Introduction to How the Sierra Club Works
Every year, about three and a half million visitors travel to Yosemite National Park to marvel at Yosemite Valley, Glacier Point, Hetch Hetchy Valley and the grove of giant sequoias at High Sierra. Most are struck by the beauty of well-preserved wilderness -- more than a thousand miles of forest and meadow, stunning rock formations and diverse wildlife. In the late 19th century, the Sierra Club formed to defend such natural monuments from encroachment and destruction. Today, the organization members refer to as "the club" is one of the premier conservation groups in the United States.
The Sierra Club lobbies for environmental legislation, protects state and federal wildlands and promotes eco-conscious tourism. Its efforts have helped create the National Park Service and Wilderness Act and saved natural monuments like Yosemite National Park, Yellowstone National Park and Joshua Tree National Park from development. The Sierra Club also pursues broader environmental concerns like mitigating global warming and protecting the Clean Air and Water Acts.
Members join the Sierra Club to be a part of the nation's oldest and largest grassroots environmental group. The organization's 1.3 million supporters have networks of connections across state and local chapters and considerable lobbying power in Congress. Every $25 national membership provides automatic entry into a local Sierra Club chapter, an annual subscription to Sierra Magazine, discounts on club merchandise and opportunities for eco-travel. Voluntary officers and a board of directors govern the national organization.
But members also join the Sierra Club for its dashing combination of conservation and fun. Since adventurer John Muir founded the club in 1892, its members have maintained the belief that nature and wildlife should be both protected and enjoyed. Muir valued communal wilderness experiences, and to maintain this tradition members participate in club-sponsored expeditions around the world.
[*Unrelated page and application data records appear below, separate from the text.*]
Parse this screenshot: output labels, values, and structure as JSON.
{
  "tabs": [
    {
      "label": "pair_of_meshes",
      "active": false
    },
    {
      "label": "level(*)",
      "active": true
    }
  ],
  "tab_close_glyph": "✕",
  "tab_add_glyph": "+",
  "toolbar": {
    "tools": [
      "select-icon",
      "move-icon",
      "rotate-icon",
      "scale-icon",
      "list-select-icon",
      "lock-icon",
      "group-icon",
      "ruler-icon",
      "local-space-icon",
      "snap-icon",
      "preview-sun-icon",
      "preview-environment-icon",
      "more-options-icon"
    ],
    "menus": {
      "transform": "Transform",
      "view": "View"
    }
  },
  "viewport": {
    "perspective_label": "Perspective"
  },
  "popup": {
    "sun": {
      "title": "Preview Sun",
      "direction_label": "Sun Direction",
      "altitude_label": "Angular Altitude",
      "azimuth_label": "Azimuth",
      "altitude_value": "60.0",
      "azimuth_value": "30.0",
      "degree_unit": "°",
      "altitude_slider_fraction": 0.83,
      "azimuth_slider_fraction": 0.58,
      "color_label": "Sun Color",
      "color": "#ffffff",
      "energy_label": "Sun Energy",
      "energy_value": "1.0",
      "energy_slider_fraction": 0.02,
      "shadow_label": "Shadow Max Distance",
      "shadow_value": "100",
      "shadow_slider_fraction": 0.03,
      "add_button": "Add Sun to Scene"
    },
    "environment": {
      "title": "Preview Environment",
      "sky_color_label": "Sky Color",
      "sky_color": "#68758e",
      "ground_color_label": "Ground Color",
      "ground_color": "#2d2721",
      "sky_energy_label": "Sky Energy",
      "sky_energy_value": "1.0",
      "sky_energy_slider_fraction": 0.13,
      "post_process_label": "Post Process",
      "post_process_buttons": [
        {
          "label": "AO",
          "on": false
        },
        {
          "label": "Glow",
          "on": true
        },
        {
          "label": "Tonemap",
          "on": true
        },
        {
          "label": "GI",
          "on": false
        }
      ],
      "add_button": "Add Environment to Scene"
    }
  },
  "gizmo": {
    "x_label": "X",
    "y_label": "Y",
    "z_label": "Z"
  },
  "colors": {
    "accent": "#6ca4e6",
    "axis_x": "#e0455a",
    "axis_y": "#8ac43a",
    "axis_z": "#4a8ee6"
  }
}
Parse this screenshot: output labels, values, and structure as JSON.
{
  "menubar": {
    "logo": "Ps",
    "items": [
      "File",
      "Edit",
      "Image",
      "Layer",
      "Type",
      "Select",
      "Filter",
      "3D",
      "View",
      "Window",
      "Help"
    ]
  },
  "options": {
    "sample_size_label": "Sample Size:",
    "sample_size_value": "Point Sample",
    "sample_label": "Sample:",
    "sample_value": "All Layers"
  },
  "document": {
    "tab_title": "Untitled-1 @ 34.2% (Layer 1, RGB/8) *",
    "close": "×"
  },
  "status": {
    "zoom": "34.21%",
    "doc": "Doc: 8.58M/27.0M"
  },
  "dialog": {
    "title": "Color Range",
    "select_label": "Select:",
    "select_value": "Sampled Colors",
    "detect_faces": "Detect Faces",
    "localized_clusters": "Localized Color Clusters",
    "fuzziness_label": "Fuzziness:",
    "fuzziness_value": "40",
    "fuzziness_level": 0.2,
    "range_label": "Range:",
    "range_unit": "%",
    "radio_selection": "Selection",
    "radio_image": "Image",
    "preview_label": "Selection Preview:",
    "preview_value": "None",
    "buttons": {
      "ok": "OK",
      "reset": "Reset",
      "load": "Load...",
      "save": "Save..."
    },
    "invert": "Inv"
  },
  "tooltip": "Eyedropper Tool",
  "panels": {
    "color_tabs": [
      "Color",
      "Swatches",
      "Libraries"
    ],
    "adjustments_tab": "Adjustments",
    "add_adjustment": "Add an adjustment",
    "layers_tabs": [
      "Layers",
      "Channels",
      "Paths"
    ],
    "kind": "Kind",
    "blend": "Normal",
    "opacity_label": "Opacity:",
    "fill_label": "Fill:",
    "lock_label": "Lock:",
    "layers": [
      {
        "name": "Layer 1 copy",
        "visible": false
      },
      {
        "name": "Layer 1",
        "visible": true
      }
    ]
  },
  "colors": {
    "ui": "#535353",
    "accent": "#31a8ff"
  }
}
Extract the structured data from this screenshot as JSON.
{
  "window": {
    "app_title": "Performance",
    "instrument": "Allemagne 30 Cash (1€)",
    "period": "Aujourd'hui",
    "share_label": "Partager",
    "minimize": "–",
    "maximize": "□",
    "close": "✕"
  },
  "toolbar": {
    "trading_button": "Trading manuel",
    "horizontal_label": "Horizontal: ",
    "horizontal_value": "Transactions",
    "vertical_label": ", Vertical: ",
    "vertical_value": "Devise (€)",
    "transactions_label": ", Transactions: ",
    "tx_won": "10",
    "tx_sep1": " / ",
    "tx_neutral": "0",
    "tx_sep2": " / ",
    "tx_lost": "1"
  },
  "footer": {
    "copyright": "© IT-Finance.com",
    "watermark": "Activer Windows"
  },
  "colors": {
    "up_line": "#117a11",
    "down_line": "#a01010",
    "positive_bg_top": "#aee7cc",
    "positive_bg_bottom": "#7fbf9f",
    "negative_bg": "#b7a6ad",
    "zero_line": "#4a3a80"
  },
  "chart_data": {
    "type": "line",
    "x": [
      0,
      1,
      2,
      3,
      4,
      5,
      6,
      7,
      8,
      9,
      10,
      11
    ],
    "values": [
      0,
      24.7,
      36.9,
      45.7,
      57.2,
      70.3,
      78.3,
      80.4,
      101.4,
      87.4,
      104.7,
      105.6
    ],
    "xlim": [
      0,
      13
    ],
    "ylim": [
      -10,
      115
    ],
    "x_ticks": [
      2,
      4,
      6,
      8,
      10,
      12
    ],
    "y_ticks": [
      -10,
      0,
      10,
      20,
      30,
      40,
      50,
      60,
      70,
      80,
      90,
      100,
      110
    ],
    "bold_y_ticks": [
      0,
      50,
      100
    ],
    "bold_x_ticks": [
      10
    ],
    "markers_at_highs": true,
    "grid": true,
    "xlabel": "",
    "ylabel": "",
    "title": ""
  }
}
In this article, we'll learn why Muir started the Sierra Club and how the organization has changed in the past 100 years.